Being a New Muslim is not easy. After the fuss and celebration of accepting Islam quietens down, the hard work begins.
Yes, hard work.
Islam touches upon every aspect of your life and that thought can be quite overwhelming.
Allah says in the Quran:
Do the people think that they will be left to say, “We believe” and they will not be tried? (29:2)
So let’s have a look at the most difficult situations which a New Muslim is most likely to encounter.
1- Telling Family
These are the people closest to you; they have nurtured you and guided you in almost everything you have done in your life.
For some, it is a decision that your family is willing to accept if it is what makes you happy. And subhanAllah, what a blessing that is!
For others, the news may not be so well received. We may face anger, humiliation and rejection.
Consider the option of waiting for a time; let them see the positive change in your life and pray that Allah softens their heart.
There is not always a need for a grand announcement. This is a huge adjustment for many families and they will have a lot of fears and concerns.
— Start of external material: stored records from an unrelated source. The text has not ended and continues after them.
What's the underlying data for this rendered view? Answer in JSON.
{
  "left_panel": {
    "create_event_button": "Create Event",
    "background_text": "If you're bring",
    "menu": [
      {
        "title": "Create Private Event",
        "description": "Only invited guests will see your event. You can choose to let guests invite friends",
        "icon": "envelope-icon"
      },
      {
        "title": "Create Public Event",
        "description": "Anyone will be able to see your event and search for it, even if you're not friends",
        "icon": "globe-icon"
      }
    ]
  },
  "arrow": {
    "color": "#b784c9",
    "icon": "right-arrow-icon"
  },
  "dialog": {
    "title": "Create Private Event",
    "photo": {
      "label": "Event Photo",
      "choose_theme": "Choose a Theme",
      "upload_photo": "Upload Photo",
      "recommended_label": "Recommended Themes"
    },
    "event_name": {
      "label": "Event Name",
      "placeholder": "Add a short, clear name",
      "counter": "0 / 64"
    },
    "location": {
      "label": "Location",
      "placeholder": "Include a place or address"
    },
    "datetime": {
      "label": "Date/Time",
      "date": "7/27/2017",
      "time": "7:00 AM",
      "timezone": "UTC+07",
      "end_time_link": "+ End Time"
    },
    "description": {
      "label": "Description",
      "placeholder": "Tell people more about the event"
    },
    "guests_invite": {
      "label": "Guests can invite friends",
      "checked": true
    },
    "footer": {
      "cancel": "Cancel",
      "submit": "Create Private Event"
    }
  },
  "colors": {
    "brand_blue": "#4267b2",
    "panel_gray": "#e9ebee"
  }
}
Drastically changing overnight is also not advisable. You are still in the learning process yourself so take things slowly in the beginning. A moderate pace will be easy on you and your loved ones.
2- Learning the Prayer
One of the most common worries is the prayer but please don’t panic.
There are some great resources out there to learn the salah and you might actually find that books aimed at children are the most useful as they are simple.
Even better still, find someone you feel comfortable with and ask them to show you the movements step by step and make a list of how many rakahs (units) are done for each prayer.
You don’t need to be fluent in Arabic, you just need a heart willing to learn. Ask Allah to make it easy for you and He will.
Personally, I wrote the transliteration of the prayer on postcards and laid them out on my prayer mat. However, sometimes good old fashioned memorization is required. Listen to the words on repeat when you’re travelling to and from work or school.
You’ll soon pick it up, inshaAllah and it will become second nature.
3- Lifestyle Overhaul
You will realize that you may have to make many changes to your lifestyle; your diet, your socializing, your way of dressing, even your bathroom habits (wudu).
Finding halal meat can be tricky and a lot of converts decide to go vegetarian for some time. This is also a good way to avoid pork and other haram meat if you haven’t yet told your family.
If you have previously gone to bars and clubs with your friends that will become off limits. Sadly, a common consequence is that some of our relationships may not be compatible with these changes. It can be hard to watch friendships fade but keep in mind that those who are true friends will find a way to keep in touch.
Wearing hijab and growing a beard are also a difficult milestone to reach. You do not have to do this the day after your shahadah. If you can, great! But if you absolutely can’t because you’re afraid or you just aren’t strong enough yet then that’s ok.
The most important thing at the beginning is to dress modestly and, for sisters, keep a few scarves that you can use to wear for your prayer.
Ask Allah to give you the ability and one day you’ll be able to take that step.
4- Making New Friends
Going to the mosque at the beginning can be quite intimidating. You’ll be worried that there are a whole set of social rules to follow and, in part, you’d be right!
I accepted Islam at a university Islamic Society and I truly believe that this setting is the best to introduce you to the basics of masjid etiquette. They will be accustomed to new Muslims and they will be more than happy to show you how things are done. You may even be introduced to a brother or sister who will be your mentor (I am still in touch with the wonderful sister who taught me the basics, alhamdulillah).
Local mosques can be a bit trickier to navigate; mosque politics, deeply rooted friendships and even nationalism can be a problem. Integrating into the community can be difficult and leave you feeling isolated. If this is a problem for you, please join our About Islam 101 group on Facebook where you will find friendly and informal advice and support.
Dua is your greatest weapon. Ask Allah to grant you the company of those whom He loves.
There’s a well-known saying: “Marry in haste, repent at leisure!”
Please do not make this mistake! Do not be rushed into marriage by anyone who thinks that new Muslims need a spouse to guide them. Being a born Muslim does not automatically make someone pious or knowledgeable.
Learn your religion and learn it well. And learn about the rights and responsibilities of marriage. Learn about yourself as a Muslim and marry someone who has a similar outlook.
Be wary of proposals from abroad, you do not want to join the many new brothers and sisters who are married for the sake of a green card.
Let us finish with a quote: “Anything that is worth having, is worth fighting for.”
Being guided to Islam is one of the most precious gifts that anyone could ever wish for. From the entire global population, Allah has chosen YOU.
Jannah is not cheap and it is not easy, but it is worth it.
You will have days when your iman soars, and days when you will feel overwhelmed and lost. But don’t give up.
After hardship comes ease. After hardship comes ease.
(From Discovering Islam archive)